I’ve always wondered why Jesus said that the meek would inherit the earth. I’m realizing that we possess our experiences. We can receive them as an inheritance, not only for ourselves, but also as something we can pass along. Meekness informs how we live our lives so that we can be a blessing to others.

My prayer is that the Holy Spirit will lead us into ways of meekness, so that we will inherit an earth that honors God and those we love and that we would be proud to hand down to those who follow us.

Grace and peace,
Brook

Loving unto Wholeness

“Blessed are those who mourn,
for they will be comforted.”
(Matthew 5:4, NIV)

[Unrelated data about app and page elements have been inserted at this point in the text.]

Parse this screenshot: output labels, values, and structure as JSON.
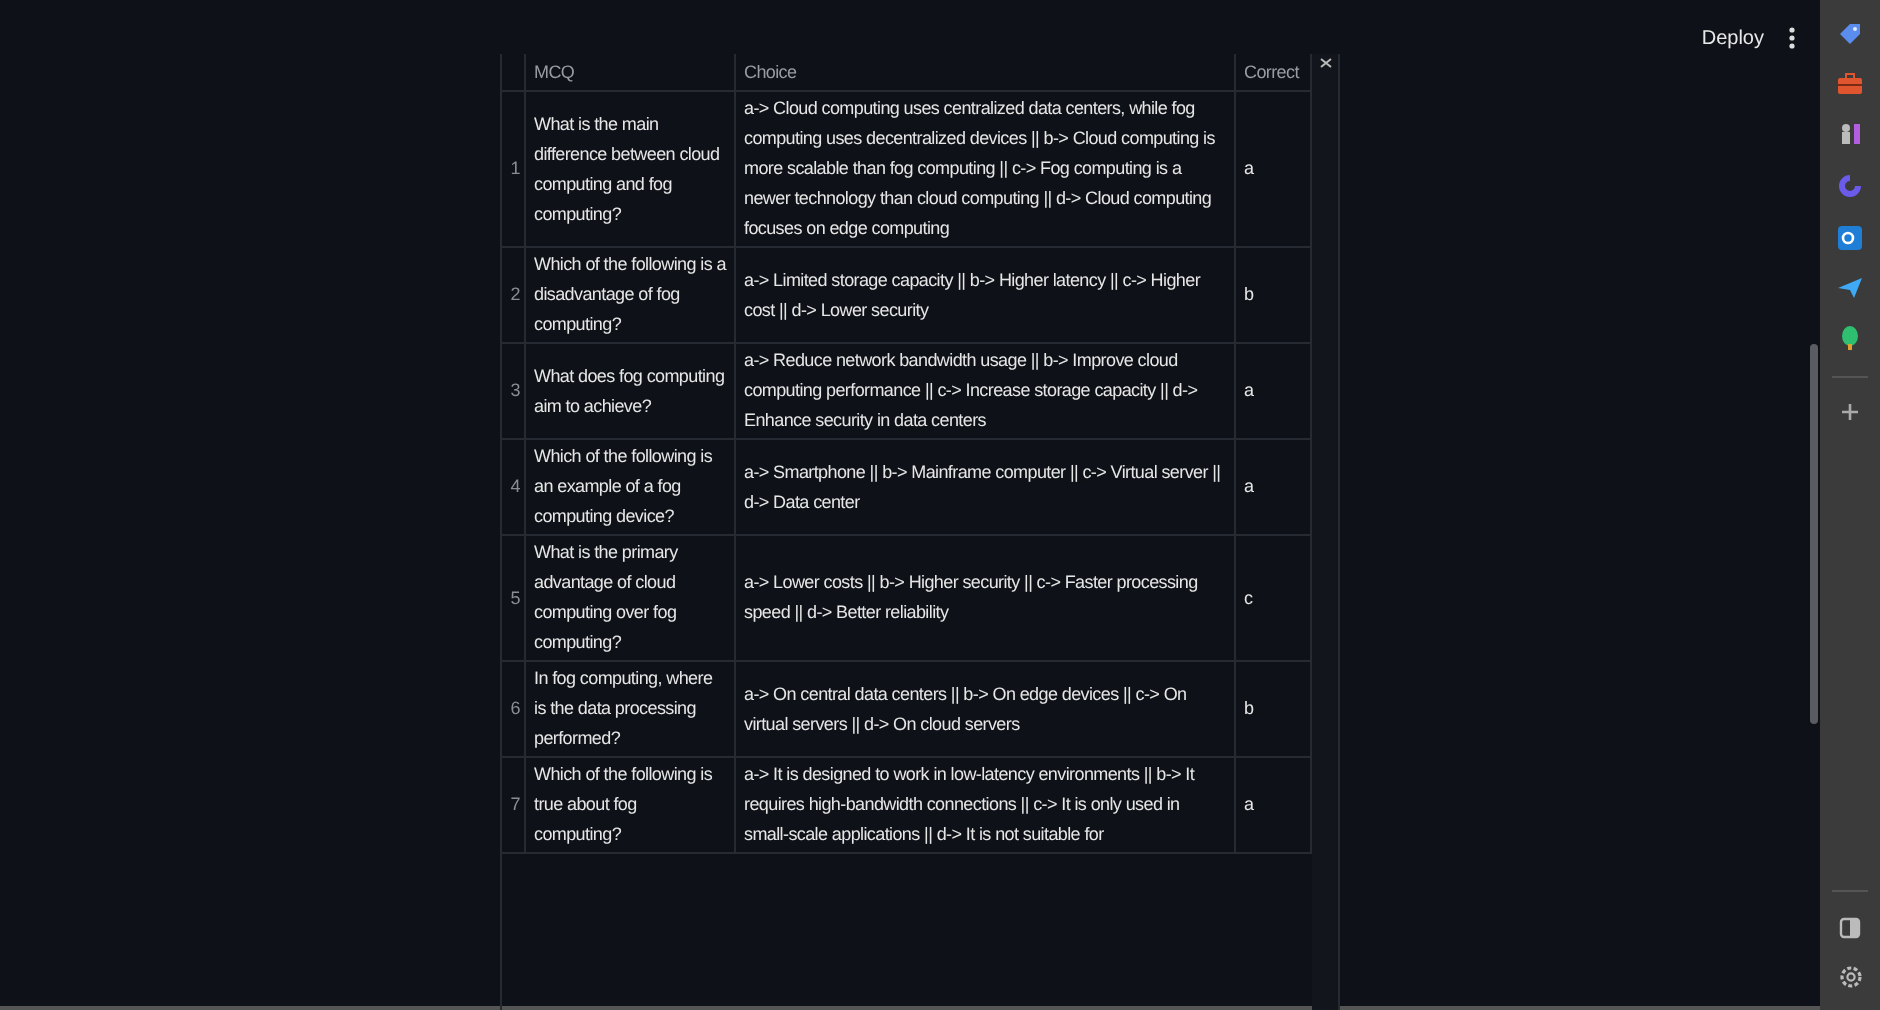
{
  "header": {
    "deploy": "Deploy"
  },
  "table": {
    "columns": [
      "MCQ",
      "Choice",
      "Correct"
    ],
    "rows": [
      {
        "index": "1",
        "mcq": "What is the main difference between cloud computing and fog computing?",
        "choice": "a-> Cloud computing uses centralized data centers, while fog computing uses decentralized devices || b-> Cloud computing is more scalable than fog computing || c-> Fog computing is a newer technology than cloud computing || d-> Cloud computing focuses on edge computing",
        "correct": "a"
      },
      {
        "index": "2",
        "mcq": "Which of the following is a disadvantage of fog computing?",
        "choice": "a-> Limited storage capacity || b-> Higher latency || c-> Higher cost || d-> Lower security",
        "correct": "b"
      },
      {
        "index": "3",
        "mcq": "What does fog computing aim to achieve?",
        "choice": "a-> Reduce network bandwidth usage || b-> Improve cloud computing performance || c-> Increase storage capacity || d-> Enhance security in data centers",
        "correct": "a"
      },
      {
        "index": "4",
        "mcq": "Which of the following is an example of a fog computing device?",
        "choice": "a-> Smartphone || b-> Mainframe computer || c-> Virtual server || d-> Data center",
        "correct": "a"
      },
      {
        "index": "5",
        "mcq": "What is the primary advantage of cloud computing over fog computing?",
        "choice": "a-> Lower costs || b-> Higher security || c-> Faster processing speed || d-> Better reliability",
        "correct": "c"
      },
      {
        "index": "6",
        "mcq": "In fog computing, where is the data processing performed?",
        "choice": "a-> On central data centers || b-> On edge devices || c-> On virtual servers || d-> On cloud servers",
        "correct": "b"
      },
      {
        "index": "7",
        "mcq": "Which of the following is true about fog computing?",
        "choice": "a-> It is designed to work in low-latency environments || b-> It requires high-bandwidth connections || c-> It is only used in small-scale applications || d-> It is not suitable for",
        "correct": "a"
      }
    ]
  }
}
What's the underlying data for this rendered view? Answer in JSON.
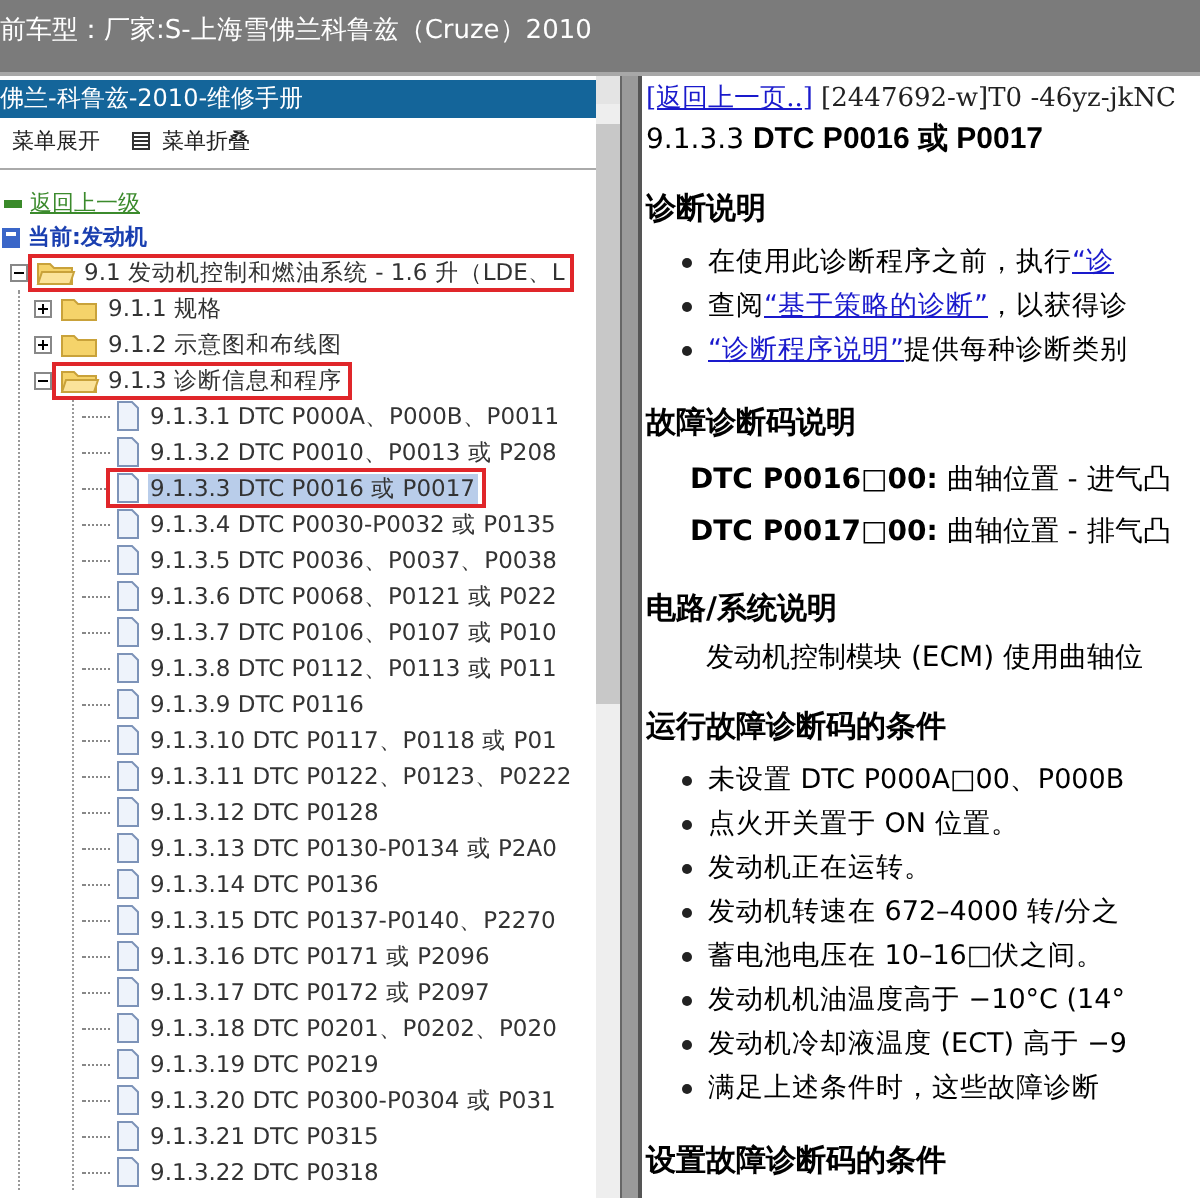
{
  "header": {
    "title": "前车型：厂家:S-上海雪佛兰科鲁兹（Cruze）2010"
  },
  "manual": {
    "title": "佛兰-科鲁兹-2010-维修手册",
    "toolbar": [
      {
        "label": "菜单展开",
        "kind": "expand"
      },
      {
        "label": "菜单折叠",
        "kind": "collapse"
      }
    ],
    "back_link": "返回上一级",
    "current": "当前:发动机",
    "tree": [
      {
        "label": "9.1 发动机控制和燃油系统 - 1.6 升（LDE、L",
        "kind": "folder",
        "expanded": true,
        "marked": true,
        "selected": false,
        "children": [
          {
            "label": "9.1.1 规格",
            "kind": "folder",
            "expanded": false,
            "marked": false,
            "selected": false
          },
          {
            "label": "9.1.2 示意图和布线图",
            "kind": "folder",
            "expanded": false,
            "marked": false,
            "selected": false
          },
          {
            "label": "9.1.3 诊断信息和程序",
            "kind": "folder",
            "expanded": true,
            "marked": true,
            "selected": false,
            "children": [
              {
                "label": "9.1.3.1 DTC P000A、P000B、P0011",
                "kind": "page",
                "marked": false,
                "selected": false
              },
              {
                "label": "9.1.3.2 DTC P0010、P0013 或 P208",
                "kind": "page",
                "marked": false,
                "selected": false
              },
              {
                "label": "9.1.3.3 DTC P0016 或 P0017",
                "kind": "page",
                "marked": true,
                "selected": true
              },
              {
                "label": "9.1.3.4 DTC P0030-P0032 或 P0135",
                "kind": "page",
                "marked": false,
                "selected": false
              },
              {
                "label": "9.1.3.5 DTC P0036、P0037、P0038",
                "kind": "page",
                "marked": false,
                "selected": false
              },
              {
                "label": "9.1.3.6 DTC P0068、P0121 或 P022",
                "kind": "page",
                "marked": false,
                "selected": false
              },
              {
                "label": "9.1.3.7 DTC P0106、P0107 或 P010",
                "kind": "page",
                "marked": false,
                "selected": false
              },
              {
                "label": "9.1.3.8 DTC P0112、P0113 或 P011",
                "kind": "page",
                "marked": false,
                "selected": false
              },
              {
                "label": "9.1.3.9 DTC P0116",
                "kind": "page",
                "marked": false,
                "selected": false
              },
              {
                "label": "9.1.3.10 DTC P0117、P0118 或 P01",
                "kind": "page",
                "marked": false,
                "selected": false
              },
              {
                "label": "9.1.3.11 DTC P0122、P0123、P0222",
                "kind": "page",
                "marked": false,
                "selected": false
              },
              {
                "label": "9.1.3.12 DTC P0128",
                "kind": "page",
                "marked": false,
                "selected": false
              },
              {
                "label": "9.1.3.13 DTC P0130-P0134 或 P2A0",
                "kind": "page",
                "marked": false,
                "selected": false
              },
              {
                "label": "9.1.3.14 DTC P0136",
                "kind": "page",
                "marked": false,
                "selected": false
              },
              {
                "label": "9.1.3.15 DTC P0137-P0140、P2270",
                "kind": "page",
                "marked": false,
                "selected": false
              },
              {
                "label": "9.1.3.16 DTC P0171 或 P2096",
                "kind": "page",
                "marked": false,
                "selected": false
              },
              {
                "label": "9.1.3.17 DTC P0172 或 P2097",
                "kind": "page",
                "marked": false,
                "selected": false
              },
              {
                "label": "9.1.3.18 DTC P0201、P0202、P020",
                "kind": "page",
                "marked": false,
                "selected": false
              },
              {
                "label": "9.1.3.19 DTC P0219",
                "kind": "page",
                "marked": false,
                "selected": false
              },
              {
                "label": "9.1.3.20 DTC P0300-P0304 或 P031",
                "kind": "page",
                "marked": false,
                "selected": false
              },
              {
                "label": "9.1.3.21 DTC P0315",
                "kind": "page",
                "marked": false,
                "selected": false
              },
              {
                "label": "9.1.3.22 DTC P0318",
                "kind": "page",
                "marked": false,
                "selected": false
              }
            ]
          }
        ]
      }
    ]
  },
  "document": {
    "back_link": "[返回上一页..]",
    "doc_id": "[2447692-w]T0 -46yz-jkNC",
    "title": "9.1.3.3 **DTC P0016 或 P0017**",
    "sections": [
      {
        "heading": "诊断说明",
        "kind": "bullets",
        "items": [
          [
            {
              "kind": "text",
              "text": "在使用此诊断程序之前，执行"
            },
            {
              "kind": "link",
              "text": "“诊"
            }
          ],
          [
            {
              "kind": "text",
              "text": "查阅"
            },
            {
              "kind": "link",
              "text": "“基于策略的诊断”"
            },
            {
              "kind": "text",
              "text": "，以获得诊"
            }
          ],
          [
            {
              "kind": "link",
              "text": "“诊断程序说明”"
            },
            {
              "kind": "text",
              "text": "提供每种诊断类别"
            }
          ]
        ]
      },
      {
        "heading": "故障诊断码说明",
        "kind": "codes",
        "items": [
          {
            "code": "DTC P0016□00:",
            "text": "曲轴位置 - 进气凸"
          },
          {
            "code": "DTC P0017□00:",
            "text": "曲轴位置 - 排气凸"
          }
        ]
      },
      {
        "heading": "电路/系统说明",
        "kind": "paragraph",
        "text": "发动机控制模块 (ECM) 使用曲轴位"
      },
      {
        "heading": "运行故障诊断码的条件",
        "kind": "bullets",
        "items": [
          [
            {
              "kind": "text",
              "text": "未设置 DTC P000A□00、P000B"
            }
          ],
          [
            {
              "kind": "text",
              "text": "点火开关置于 ON 位置。"
            }
          ],
          [
            {
              "kind": "text",
              "text": "发动机正在运转。"
            }
          ],
          [
            {
              "kind": "text",
              "text": "发动机转速在 672–4000 转/分之"
            }
          ],
          [
            {
              "kind": "text",
              "text": "蓄电池电压在 10–16□伏之间。"
            }
          ],
          [
            {
              "kind": "text",
              "text": "发动机机油温度高于 −10°C (14°"
            }
          ],
          [
            {
              "kind": "text",
              "text": "发动机冷却液温度 (ECT) 高于 −9"
            }
          ],
          [
            {
              "kind": "text",
              "text": "满足上述条件时，这些故障诊断"
            }
          ]
        ]
      },
      {
        "heading": "设置故障诊断码的条件",
        "kind": "empty"
      }
    ]
  }
}
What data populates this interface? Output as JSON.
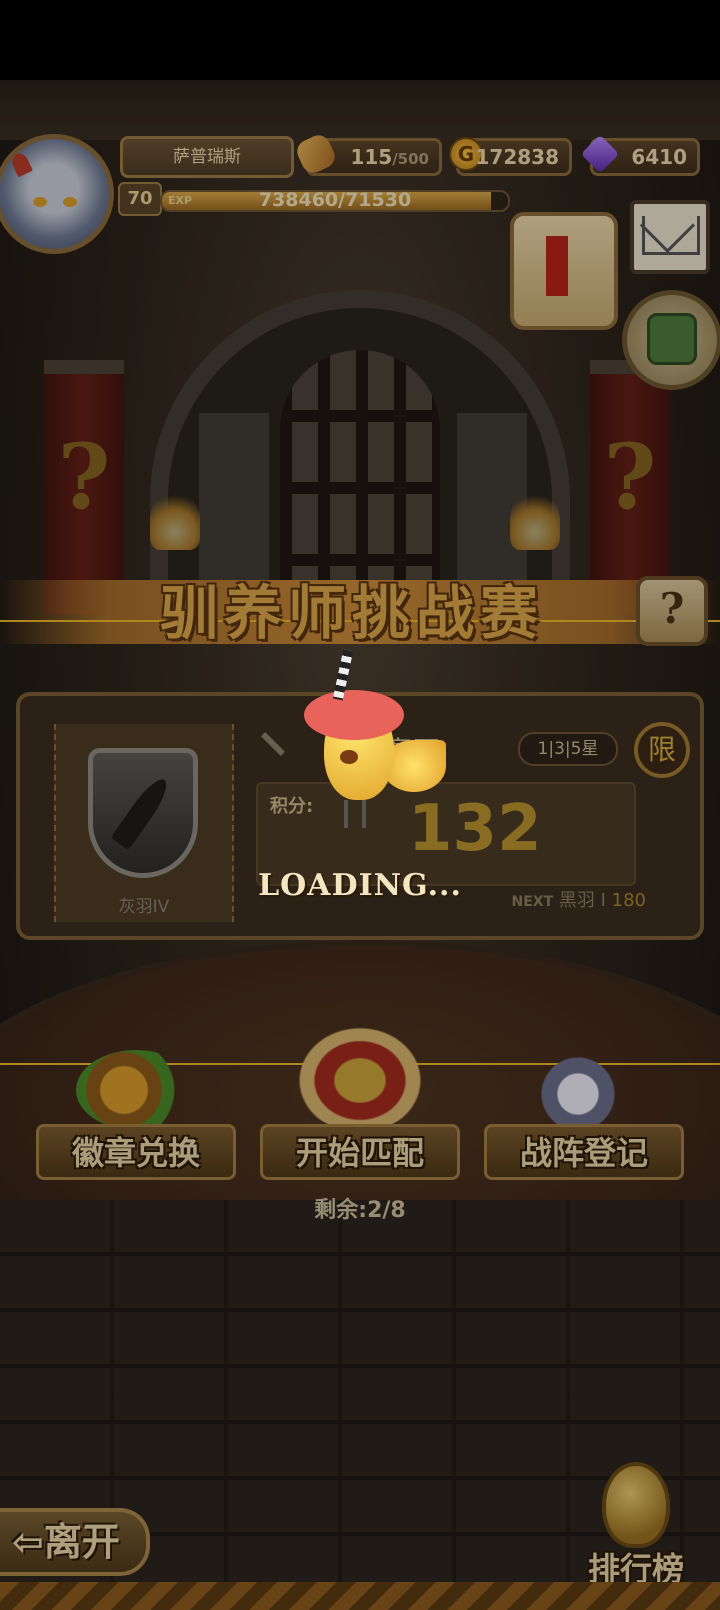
{
  "player": {
    "name": "萨普瑞斯",
    "level": "70",
    "exp_tag": "EXP",
    "exp_text": "738460/71530",
    "exp_progress": 0.95
  },
  "resources": {
    "stamina_current": "115",
    "stamina_max": "/500",
    "gold": "172838",
    "gems": "6410"
  },
  "title": "驯养师挑战赛",
  "help_label": "?",
  "rank_panel": {
    "rank_name": "灰羽IV",
    "zone_name": "新赛区",
    "star_filter": "1|3|5星",
    "limit_label": "限",
    "score_label": "积分:",
    "score_value": "132",
    "next_prefix": "NEXT",
    "next_rank": "黑羽 I",
    "next_points": "180"
  },
  "actions": {
    "badge_exchange": "徽章兑换",
    "start_match": "开始匹配",
    "team_register": "战阵登记",
    "remaining": "剩余:2/8"
  },
  "bottom": {
    "leave_label": "⇦离开",
    "leaderboard_label": "排行榜"
  },
  "loading_text": "LOADING..."
}
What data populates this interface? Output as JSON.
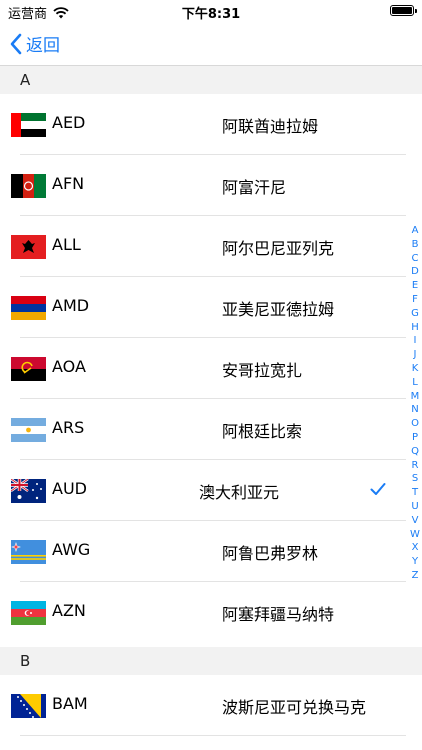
{
  "status_bar": {
    "carrier": "运营商",
    "time": "下午8:31"
  },
  "nav": {
    "back_label": "返回"
  },
  "sections": [
    {
      "letter": "A"
    },
    {
      "letter": "B"
    }
  ],
  "currencies": [
    {
      "code": "AED",
      "name": "阿联酋迪拉姆",
      "flag": "uae-flag-icon"
    },
    {
      "code": "AFN",
      "name": "阿富汗尼",
      "flag": "afghanistan-flag-icon"
    },
    {
      "code": "ALL",
      "name": "阿尔巴尼亚列克",
      "flag": "albania-flag-icon"
    },
    {
      "code": "AMD",
      "name": "亚美尼亚德拉姆",
      "flag": "armenia-flag-icon"
    },
    {
      "code": "AOA",
      "name": "安哥拉宽扎",
      "flag": "angola-flag-icon"
    },
    {
      "code": "ARS",
      "name": "阿根廷比索",
      "flag": "argentina-flag-icon"
    },
    {
      "code": "AUD",
      "name": "澳大利亚元",
      "flag": "australia-flag-icon",
      "selected": true
    },
    {
      "code": "AWG",
      "name": "阿鲁巴弗罗林",
      "flag": "aruba-flag-icon"
    },
    {
      "code": "AZN",
      "name": "阿塞拜疆马纳特",
      "flag": "azerbaijan-flag-icon"
    },
    {
      "code": "BAM",
      "name": "波斯尼亚可兑换马克",
      "flag": "bosnia-flag-icon"
    }
  ],
  "index_letters": [
    "A",
    "B",
    "C",
    "D",
    "E",
    "F",
    "G",
    "H",
    "I",
    "J",
    "K",
    "L",
    "M",
    "N",
    "O",
    "P",
    "Q",
    "R",
    "S",
    "T",
    "U",
    "V",
    "W",
    "X",
    "Y",
    "Z"
  ],
  "colors": {
    "accent": "#1a7cf5",
    "section_bg": "#f2f2f2"
  }
}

I have been sitting with this passage for a few weeks, not really knowing how to interact with it, not really sure of what it was trying to speak to me. It was the idea of mourning that was tripping me up. I don’t really know what it means to mourn, what it looks like or even how to do it. I think that says as much about me as it does the American culture we live in. Americans don’t mourn well, especially American Christians. We are taught to say “It is well with my soul” when we are confronted with any kind of loss. We are encouraged to throw a party instead of a funeral. But, setting that aside for a moment and returning to the passage at hand, I think that mourning is a stand-in for processing loss.

rocky path in the woodsIn this Beatitude, Jesus is inviting us to mourn when we need to mourn. He is saying that if you choose to enter into the process of grieving a loss and stick to through the end, you will come out of it comforted. This process is not supposed to be a lonely journey. God, through the Holy Spirit, is ever present and walking through it with us. There is also family, friends, and the community of faith to whom we can lean on throughout this process, if we choose to invite others into it with us.

“Happy are people who grieve, because they will be made glad.”
(Matthew 5:4, CEB)

I cannot prescribe what this process will look like, nor how long it will last, but I do know it will include three things: love, acceptance, and forgiveness. This is first and foremost a work of love. It is love for those around us and ourselves that will lead us into the process and sustain us through it. Acceptance involves trusting the process and the new reality that the loss brings us into. Lastly, loss will most likely require some amount of forgiveness, and probably more than once. All told, we will come out of this process not only comforted, but able to comfort others. Choosing to go through a season of mourning is a very brave thing to do. There is nothing glamorous about it. It is a lot of hard work. But, there will be an end to it, and that end will bring love, joy, and peace.

My hope it that in embracing Jesus encouragement here, we can begin to establish a healthy environment for those experiencing the pain of loss and even help to change our culture so that grief would not be something to be dismissed, but seen as the next loving and logical step to living a life of wholeness and love.

Grace and peace,
Brook